In preparation for a OneRace event, The United Prayer March, I struggled greatly to put my finger on what the Lord was saying to the church. Unity? Sure. Reconciliation? You got it! I was looking for more. I felt the Lord was saying and doing so much more.
You see, it was only a few months earlier that we were gathered for a Regional Prayer Gathering at Woodland Hills Church when I heard these words released, “As this church sits on Confederate Avenue, I ask Father that you would use this church to be a beacon of hope and a messenger of reconciliation. Release it, I pray, in Jesus’ name!” It would only be a few weeks later that Pastor Arthur Breland, a dear friend, and brother, would call and say, “The Atlanta City Council voted to change the name of the street from Confederate Ave. to United Ave.” We agreed in that moment, that this was a prophetic harbinger. It was a clear message to the church of Atlanta.
The Church Must Intersect and Become One

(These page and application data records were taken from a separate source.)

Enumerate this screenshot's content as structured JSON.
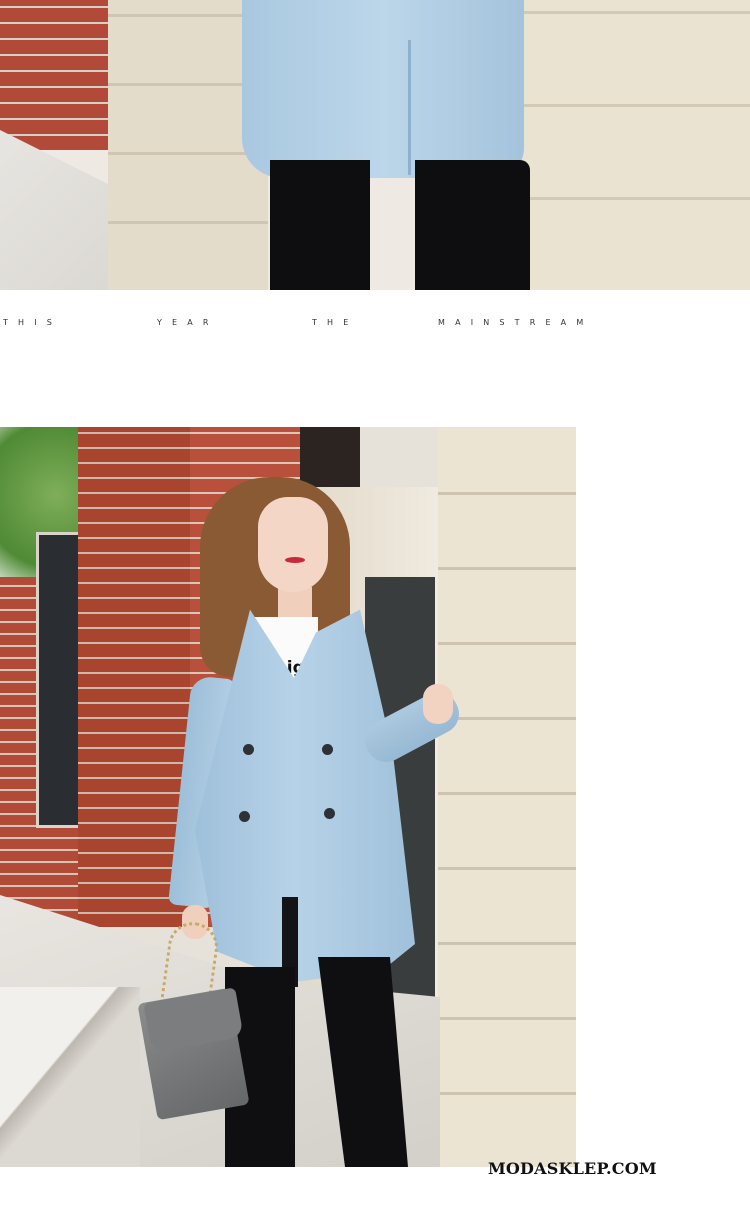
{
  "tagline_words": [
    {
      "key": "this",
      "letters": "T H I S"
    },
    {
      "key": "year",
      "letters": "Y E A R"
    },
    {
      "key": "the",
      "letters": "T H E"
    },
    {
      "key": "mainstream",
      "letters": "M A I N S T R E A M"
    }
  ],
  "tagline": {
    "this": "T    H    I    S",
    "year": "Y    E    A    R",
    "the": "T    H    E",
    "mainstream": "M    A    I    N    S    T    R    E    A    M"
  },
  "shirt_print": "onigh",
  "brand": "MODASKLEP.COM",
  "colors": {
    "coat": "#aecce3",
    "pants": "#0f0f12",
    "brick": "#b24a3a",
    "stone": "#ebe3d2",
    "background": "#ffffff"
  }
}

In preparation for the march, it came to my attention that United Ave. intersects with Atlanta Ave., and the two become one. “Electric” is the only way to describe how it hit me. The words evaded me, until I stood in the historic neighborhood, at that very intersection. THE CHURCH MUST INTERSECT AND BECOME ONE. I heard it clear as day. The white church. The black church. The Hispanic church. The Asian church. The rich church. The poor church. The Baptist Church. The charismatic church. The Anglican Church. The Presbyterian Church. The right wing and the left. The Church must intersect, and she must become one.

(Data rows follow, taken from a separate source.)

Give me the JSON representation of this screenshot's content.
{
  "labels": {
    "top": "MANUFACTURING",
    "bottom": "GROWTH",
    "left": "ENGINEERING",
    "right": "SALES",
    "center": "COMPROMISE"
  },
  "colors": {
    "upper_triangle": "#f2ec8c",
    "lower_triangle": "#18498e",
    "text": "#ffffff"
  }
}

Unprecedented & Glorious
Beloved, we are living in unprecedented times. Yes, there is great evil, division, and hardship. Yes, I acknowledge, the church has never been more segmented and separated than the present. Yes, I too acknowledge the apathy and sin of our past is playing out in present discourse. However, these are glorious times. Never in the history of the American church has the message of unity and oneness been so prevalent and present. There appears to be a great desire among church leaders to stand in solidarity. In these dark times, it is an opportunity for the Church to shine the brightest. It is in perilous times such as these that the radiant beauty of the bride of Christ could and should be seen. What’s the holdup?
A New Trajectory: Oneness

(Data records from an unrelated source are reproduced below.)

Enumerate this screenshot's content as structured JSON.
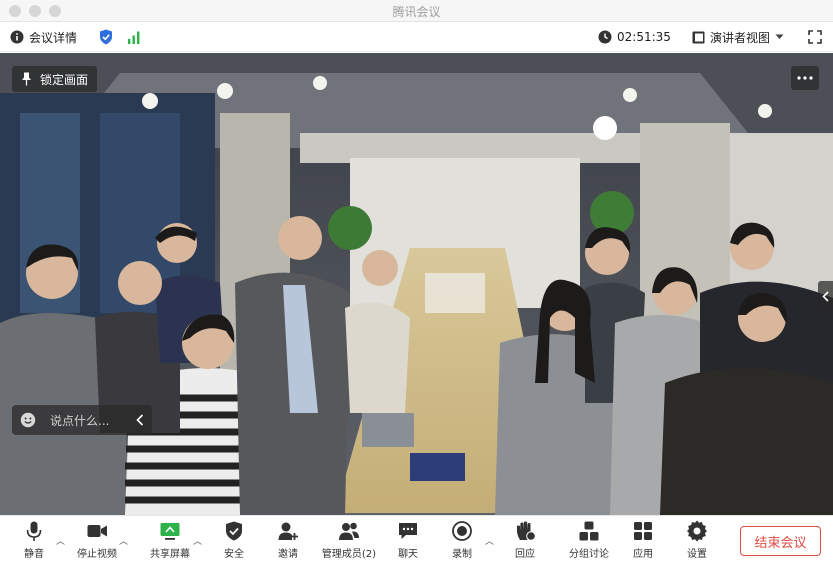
{
  "window": {
    "title": "腾讯会议"
  },
  "infobar": {
    "meeting_info": "会议详情",
    "timer": "02:51:35",
    "view_mode": "演讲者视图"
  },
  "video": {
    "pin_label": "锁定画面",
    "chat_placeholder": "说点什么..."
  },
  "toolbar": {
    "mute": "静音",
    "stop_video": "停止视频",
    "share_screen": "共享屏幕",
    "security": "安全",
    "invite": "邀请",
    "participants": "管理成员(2)",
    "chat": "聊天",
    "record": "录制",
    "reactions": "回应",
    "breakout": "分组讨论",
    "apps": "应用",
    "settings": "设置",
    "end_meeting": "结束会议"
  },
  "colors": {
    "accent_red": "#e04b43",
    "shield_blue": "#2f6fdc",
    "signal_green": "#2db24a"
  }
}
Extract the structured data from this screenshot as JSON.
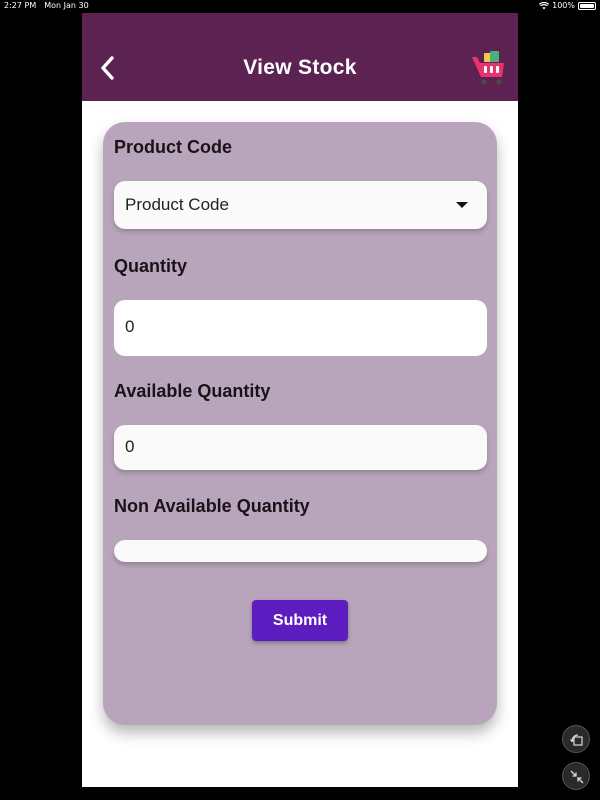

2 So if there is any encouragement in Christ, any comfort from love, any participation in the Spirit, any affection and sympathy, 2 complete my joy by being of the same mind, having the same love, being in full accord and of one mind.
For too long we’ve stood in our own corners, while Jesus beckons us onward to be one. We must commit to this idea of Oneness. Oneness is not sameness. Oneness is not assimilation. Oneness isn’t ignoring the past or subscribing to a political party. No! Oneness is so much more. Oneness is the commitment to contend together for unity among the brethren. It’s the quest to embody the relationship between the Father, Son, and Spirit. It’s this idea that we would cleave to one another in love with a deep commitment toward the future. Philippians 2:1-2 outlines the 4 key areas that we must strive to be one in:
I can’t stress enough that oneness isn’t a betrayal to oneself or respective culture. So often the expectation is that one party would leave behind their culture and join the other, never to visit or mention it again. Friends, that is flat out wrong! No, it is to operate with consideration, honor, and dignity for all parties involved. It is this idea espoused later in Philippians, that we should consider each other more highly than ourselves. We have a long, yet joyous journey ahead.
The Hard Work of Oneness
In my next post, I will seek to answer the question “How do we become one?” It’s a great idea to become one, but the way forward isn’t always so clear. In fact, I’ll preemptively say, there is a glorious death to self and preference involved for the believer that embraces the message of Oneness. The great news is, JESUS IS WORTHY!
5 Have this mind among yourselves, which is yours in Christ Jesus, 6 who, though he was in the form of God, did not count equality with God a thing to be grasped, 7 but emptied himself, by taking the form of a servant, being born in the likeness of men. 8 And being found in human form, he humbled himself by becoming obedient to the point of death, even death on a cross.